The 49-year-old recalled his first meeting with Cronje. “When I was young, I suffered from epilepsy, which meant that I was the only kid to wear a helmet on the cricket field. Hansie’s father (Ewie) believed that I was a good player, so he told Hansie to ‘go and watch the kid with a white helmet’. After the match, Hansie didn't speak to me, he just shook my hand. Hansie always joked that it was easy to spot me because of the helmet,” Rhodes said.
Cronje was outstanding as a leader, Rhodes said, “Hansie was earmarked to be the South Africa skipper when he was just 18. He was the South Africa Schools captain, and I was the vice-captain. Way back in 1987, the Convener of the Selection Committee told me that one day, if and when South Africa re-enters international cricket, Hansie will be the captain of the national team. Hansie understood man-management and people-skills way before these aspects became the norm.”
As for Cronje’s downfall, Rhodes believes that it was caused by Cronje’s fondness for making easy money. “It was never really about taking money to lose a match or under-performing. Hansie initially took easy money for doing nothing, and as time went on, they (bookies) wanted him to force a particular result. He felt that he had to deliver on their demands, because he had taken their easy money earlier,” he said.
Asked if cricket fans should forgive Cronje for his digressions, Rhodes replied, “You can’t just forget and forgive the bad things he did easily. But at the same time, if you hold it against him for the rest of your life, the only person suffering is you. Hansie has moved on; he’s gone to a different place. Obviously, the bad things he did was very hard for all of us to accept. But he was the only cricketer to admit his wrongs; everyone else just denied it.”
It pains Rhodes a great deal that Cronje never got a chance at redemption. “If Hansie was still with us, he could have had a positive role to play in the world of cricket. The ICC or Cricket South Africa could have utilised him as someone who can speak out and say, ‘Hey guys, there are ways to make easy money, but don’t do it, because the consequences are severe.' He could have even worked with the ICC Anti-Corruption Unit. When someone with deep life experience tells you something, it resonates strongly.

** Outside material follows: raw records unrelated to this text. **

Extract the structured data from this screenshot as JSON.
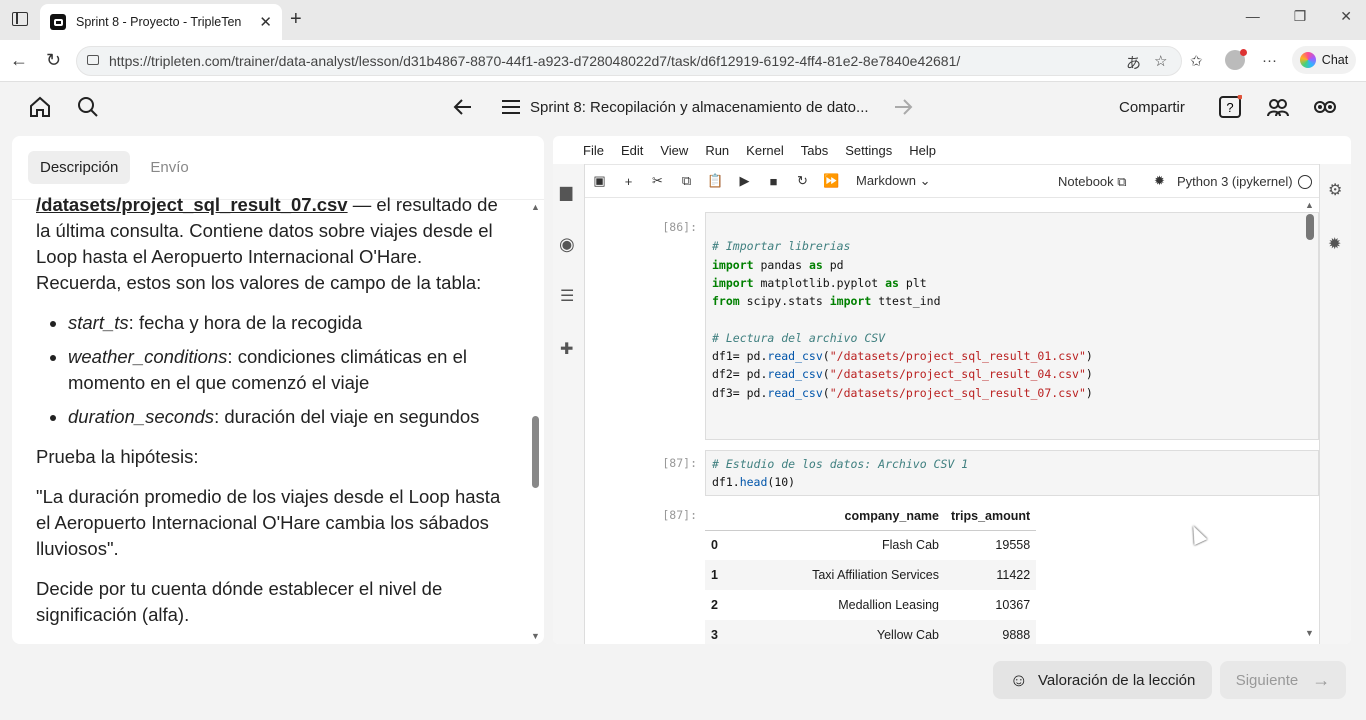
{
  "browser": {
    "tab_title": "Sprint 8 - Proyecto - TripleTen",
    "url": "https://tripleten.com/trainer/data-analyst/lesson/d31b4867-8870-44f1-a923-d728048022d7/task/d6f12919-6192-4ff4-81e2-8e7840e42681/",
    "chat_label": "Chat"
  },
  "header": {
    "breadcrumb": "Sprint 8: Recopilación y almacenamiento de dato...",
    "share_label": "Compartir"
  },
  "panel": {
    "tabs": [
      "Descripción",
      "Envío"
    ],
    "path_bold": "/datasets/project_sql_result_07.csv",
    "para1_rest": " — el resultado de la última consulta. Contiene datos sobre viajes desde el Loop hasta el Aeropuerto Internacional O'Hare. Recuerda, estos son los valores de campo de la tabla:",
    "fields": [
      {
        "name": "start_ts",
        "desc": ": fecha y hora de la recogida"
      },
      {
        "name": "weather_conditions",
        "desc": ": condiciones climáticas en el momento en el que comenzó el viaje"
      },
      {
        "name": "duration_seconds",
        "desc": ": duración del viaje en segundos"
      }
    ],
    "para2": "Prueba la hipótesis:",
    "para3": "\"La duración promedio de los viajes desde el Loop hasta el Aeropuerto Internacional O'Hare cambia los sábados lluviosos\".",
    "para4": "Decide por tu cuenta dónde establecer el nivel de significación (alfa)."
  },
  "jupyter": {
    "menu": [
      "File",
      "Edit",
      "View",
      "Run",
      "Kernel",
      "Tabs",
      "Settings",
      "Help"
    ],
    "cell_type": "Markdown",
    "notebook_label": "Notebook",
    "kernel": "Python 3 (ipykernel)",
    "cell1_prompt": "[86]:",
    "cell2_prompt": "[87]:",
    "out_prompt": "[87]:",
    "table": {
      "columns": [
        "",
        "company_name",
        "trips_amount"
      ],
      "rows": [
        [
          "0",
          "Flash Cab",
          "19558"
        ],
        [
          "1",
          "Taxi Affiliation Services",
          "11422"
        ],
        [
          "2",
          "Medallion Leasing",
          "10367"
        ],
        [
          "3",
          "Yellow Cab",
          "9888"
        ]
      ]
    }
  },
  "footer": {
    "rate_label": "Valoración de la lección",
    "next_label": "Siguiente"
  }
}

Hansie himself was keen to take an evangelical approach to preach about playing cricket the right way,” Rhodes said, “But that aeroplane crash robbed Hansie of the chance to redeem himself.”